**What to do**
Out of all the lines below, count those with the word "type". Give the number only.

Records from a data source
-.-.-
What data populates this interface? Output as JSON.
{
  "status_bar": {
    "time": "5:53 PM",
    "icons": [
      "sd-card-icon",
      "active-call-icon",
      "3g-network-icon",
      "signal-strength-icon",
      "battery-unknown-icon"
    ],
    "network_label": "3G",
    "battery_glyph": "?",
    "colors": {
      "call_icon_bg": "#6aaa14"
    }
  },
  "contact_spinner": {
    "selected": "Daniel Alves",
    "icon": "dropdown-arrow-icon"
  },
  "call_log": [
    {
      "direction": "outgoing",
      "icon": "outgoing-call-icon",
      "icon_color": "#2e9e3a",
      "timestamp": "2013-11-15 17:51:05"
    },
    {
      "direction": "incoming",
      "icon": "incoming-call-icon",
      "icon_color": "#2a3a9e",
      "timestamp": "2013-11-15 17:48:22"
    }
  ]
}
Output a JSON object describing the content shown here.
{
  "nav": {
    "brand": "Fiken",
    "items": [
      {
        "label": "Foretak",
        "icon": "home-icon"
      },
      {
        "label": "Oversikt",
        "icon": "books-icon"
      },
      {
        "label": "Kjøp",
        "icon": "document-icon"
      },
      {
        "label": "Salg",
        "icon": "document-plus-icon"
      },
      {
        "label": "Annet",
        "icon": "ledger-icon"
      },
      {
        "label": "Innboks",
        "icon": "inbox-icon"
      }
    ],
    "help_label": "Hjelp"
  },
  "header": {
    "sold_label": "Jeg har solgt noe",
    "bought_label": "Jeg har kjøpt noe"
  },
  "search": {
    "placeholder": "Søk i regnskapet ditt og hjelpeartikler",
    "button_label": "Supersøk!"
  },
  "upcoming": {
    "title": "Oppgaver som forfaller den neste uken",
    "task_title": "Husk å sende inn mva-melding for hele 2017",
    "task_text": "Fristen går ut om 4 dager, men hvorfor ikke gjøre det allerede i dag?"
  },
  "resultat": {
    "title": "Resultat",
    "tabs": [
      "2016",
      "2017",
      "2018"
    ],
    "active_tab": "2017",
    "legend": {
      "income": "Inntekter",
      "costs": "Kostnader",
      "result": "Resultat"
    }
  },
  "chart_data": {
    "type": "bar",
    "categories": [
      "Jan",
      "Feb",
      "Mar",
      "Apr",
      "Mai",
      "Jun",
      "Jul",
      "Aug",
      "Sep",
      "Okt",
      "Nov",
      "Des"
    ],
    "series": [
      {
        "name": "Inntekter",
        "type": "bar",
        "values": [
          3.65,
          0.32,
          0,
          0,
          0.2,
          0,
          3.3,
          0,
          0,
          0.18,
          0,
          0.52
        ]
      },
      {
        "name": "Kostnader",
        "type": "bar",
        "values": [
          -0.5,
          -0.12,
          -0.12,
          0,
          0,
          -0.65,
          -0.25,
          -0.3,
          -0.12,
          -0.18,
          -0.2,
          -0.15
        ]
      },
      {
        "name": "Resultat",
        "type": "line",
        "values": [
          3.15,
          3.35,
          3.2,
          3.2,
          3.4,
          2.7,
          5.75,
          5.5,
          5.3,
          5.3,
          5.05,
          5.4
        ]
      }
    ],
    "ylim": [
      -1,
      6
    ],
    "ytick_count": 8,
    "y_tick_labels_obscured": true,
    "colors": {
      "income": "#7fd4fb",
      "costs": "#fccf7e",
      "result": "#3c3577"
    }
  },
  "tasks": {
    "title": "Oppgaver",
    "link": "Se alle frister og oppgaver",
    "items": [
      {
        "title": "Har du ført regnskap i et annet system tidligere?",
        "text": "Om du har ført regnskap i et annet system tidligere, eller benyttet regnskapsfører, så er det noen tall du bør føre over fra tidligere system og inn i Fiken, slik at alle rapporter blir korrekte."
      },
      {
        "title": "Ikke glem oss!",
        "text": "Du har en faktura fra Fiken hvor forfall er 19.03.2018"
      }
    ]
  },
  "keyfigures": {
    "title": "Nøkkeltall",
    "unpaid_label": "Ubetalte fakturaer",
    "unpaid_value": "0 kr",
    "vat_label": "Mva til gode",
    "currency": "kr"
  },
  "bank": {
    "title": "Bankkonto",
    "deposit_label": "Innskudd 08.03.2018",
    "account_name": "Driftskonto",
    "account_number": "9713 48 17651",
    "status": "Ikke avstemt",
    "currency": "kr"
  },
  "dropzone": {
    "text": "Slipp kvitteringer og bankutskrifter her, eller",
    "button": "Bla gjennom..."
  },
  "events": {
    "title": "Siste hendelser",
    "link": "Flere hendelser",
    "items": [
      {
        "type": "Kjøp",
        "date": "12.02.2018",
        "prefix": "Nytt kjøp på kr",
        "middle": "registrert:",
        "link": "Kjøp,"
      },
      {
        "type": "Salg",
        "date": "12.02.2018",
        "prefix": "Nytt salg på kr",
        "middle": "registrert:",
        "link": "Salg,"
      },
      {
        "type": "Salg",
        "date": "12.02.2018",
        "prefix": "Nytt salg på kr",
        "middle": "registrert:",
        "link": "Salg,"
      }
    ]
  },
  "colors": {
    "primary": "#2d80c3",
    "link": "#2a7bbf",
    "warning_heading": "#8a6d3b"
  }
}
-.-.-
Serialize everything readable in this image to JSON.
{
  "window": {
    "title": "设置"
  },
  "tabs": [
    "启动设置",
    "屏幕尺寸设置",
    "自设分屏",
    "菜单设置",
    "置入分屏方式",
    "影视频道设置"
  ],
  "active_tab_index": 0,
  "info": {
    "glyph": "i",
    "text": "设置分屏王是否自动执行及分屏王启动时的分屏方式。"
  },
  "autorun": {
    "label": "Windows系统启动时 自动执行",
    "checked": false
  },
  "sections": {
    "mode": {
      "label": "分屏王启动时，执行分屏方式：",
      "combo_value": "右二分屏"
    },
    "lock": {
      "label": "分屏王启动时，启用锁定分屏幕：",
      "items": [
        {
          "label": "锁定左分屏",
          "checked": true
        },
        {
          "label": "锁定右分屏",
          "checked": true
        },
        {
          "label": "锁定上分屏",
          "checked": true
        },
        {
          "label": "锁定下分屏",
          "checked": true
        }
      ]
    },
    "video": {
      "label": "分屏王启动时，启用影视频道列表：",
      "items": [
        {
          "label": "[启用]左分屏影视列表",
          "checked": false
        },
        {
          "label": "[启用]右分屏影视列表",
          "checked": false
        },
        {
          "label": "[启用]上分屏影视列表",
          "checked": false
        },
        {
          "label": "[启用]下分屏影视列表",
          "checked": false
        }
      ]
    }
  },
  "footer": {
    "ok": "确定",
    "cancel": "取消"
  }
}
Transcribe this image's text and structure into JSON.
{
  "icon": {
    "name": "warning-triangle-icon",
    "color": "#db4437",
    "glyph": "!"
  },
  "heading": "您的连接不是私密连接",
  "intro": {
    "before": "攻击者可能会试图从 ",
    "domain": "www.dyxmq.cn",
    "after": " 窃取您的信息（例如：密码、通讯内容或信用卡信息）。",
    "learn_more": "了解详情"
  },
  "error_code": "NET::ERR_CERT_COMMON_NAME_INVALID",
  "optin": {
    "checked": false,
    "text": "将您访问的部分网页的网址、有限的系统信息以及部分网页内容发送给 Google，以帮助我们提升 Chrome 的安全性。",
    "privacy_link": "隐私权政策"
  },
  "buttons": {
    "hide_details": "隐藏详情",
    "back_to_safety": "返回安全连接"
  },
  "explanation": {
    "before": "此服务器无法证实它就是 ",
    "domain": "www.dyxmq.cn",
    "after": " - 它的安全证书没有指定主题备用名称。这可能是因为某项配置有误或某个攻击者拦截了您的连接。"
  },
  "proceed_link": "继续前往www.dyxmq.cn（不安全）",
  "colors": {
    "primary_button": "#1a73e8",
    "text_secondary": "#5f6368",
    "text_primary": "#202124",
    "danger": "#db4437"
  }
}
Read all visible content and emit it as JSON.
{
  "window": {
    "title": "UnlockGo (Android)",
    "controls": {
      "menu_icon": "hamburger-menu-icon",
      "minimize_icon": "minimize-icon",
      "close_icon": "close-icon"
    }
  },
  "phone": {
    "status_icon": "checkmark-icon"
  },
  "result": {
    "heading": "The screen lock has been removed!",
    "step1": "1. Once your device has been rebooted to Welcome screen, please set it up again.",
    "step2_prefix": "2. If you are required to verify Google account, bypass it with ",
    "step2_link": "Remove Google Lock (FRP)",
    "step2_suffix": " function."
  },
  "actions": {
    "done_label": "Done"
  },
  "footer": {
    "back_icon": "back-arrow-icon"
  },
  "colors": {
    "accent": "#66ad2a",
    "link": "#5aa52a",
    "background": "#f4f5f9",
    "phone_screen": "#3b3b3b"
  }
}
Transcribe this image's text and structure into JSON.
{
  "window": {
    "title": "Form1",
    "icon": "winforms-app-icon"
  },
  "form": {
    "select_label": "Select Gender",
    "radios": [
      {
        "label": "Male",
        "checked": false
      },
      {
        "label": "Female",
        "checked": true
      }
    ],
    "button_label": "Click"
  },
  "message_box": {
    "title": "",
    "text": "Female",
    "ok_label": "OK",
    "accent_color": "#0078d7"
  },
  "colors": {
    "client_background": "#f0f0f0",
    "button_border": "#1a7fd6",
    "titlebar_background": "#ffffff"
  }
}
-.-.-
**Result of the exercise**
7